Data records

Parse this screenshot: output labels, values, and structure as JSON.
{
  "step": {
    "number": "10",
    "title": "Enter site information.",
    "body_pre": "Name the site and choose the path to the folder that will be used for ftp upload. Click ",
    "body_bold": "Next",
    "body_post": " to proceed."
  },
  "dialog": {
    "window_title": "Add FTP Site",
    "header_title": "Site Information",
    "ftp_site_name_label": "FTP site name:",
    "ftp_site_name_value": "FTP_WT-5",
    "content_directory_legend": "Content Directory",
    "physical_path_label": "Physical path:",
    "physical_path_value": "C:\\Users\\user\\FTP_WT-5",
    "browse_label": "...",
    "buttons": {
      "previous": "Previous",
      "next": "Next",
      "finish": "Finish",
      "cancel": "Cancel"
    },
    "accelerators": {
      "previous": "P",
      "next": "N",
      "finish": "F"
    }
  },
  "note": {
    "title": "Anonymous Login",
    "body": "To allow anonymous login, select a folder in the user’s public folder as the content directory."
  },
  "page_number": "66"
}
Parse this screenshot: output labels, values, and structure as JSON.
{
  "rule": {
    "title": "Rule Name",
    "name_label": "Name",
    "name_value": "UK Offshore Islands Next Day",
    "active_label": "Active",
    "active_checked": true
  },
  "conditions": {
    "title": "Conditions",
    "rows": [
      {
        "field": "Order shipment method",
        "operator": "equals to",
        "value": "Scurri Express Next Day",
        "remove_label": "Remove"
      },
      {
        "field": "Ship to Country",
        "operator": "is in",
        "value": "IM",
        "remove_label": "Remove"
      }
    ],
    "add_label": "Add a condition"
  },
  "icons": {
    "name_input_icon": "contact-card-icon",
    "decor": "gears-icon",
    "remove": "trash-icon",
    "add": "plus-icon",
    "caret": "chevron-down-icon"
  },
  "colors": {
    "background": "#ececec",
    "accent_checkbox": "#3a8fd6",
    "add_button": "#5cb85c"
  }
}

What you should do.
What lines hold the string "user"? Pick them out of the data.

Answer space.
    "physical_path_value": "C:\\Users\\user\\FTP_WT-5",
    "body": "To allow anonymous login, select a folder in the user’s public folder as the content directory."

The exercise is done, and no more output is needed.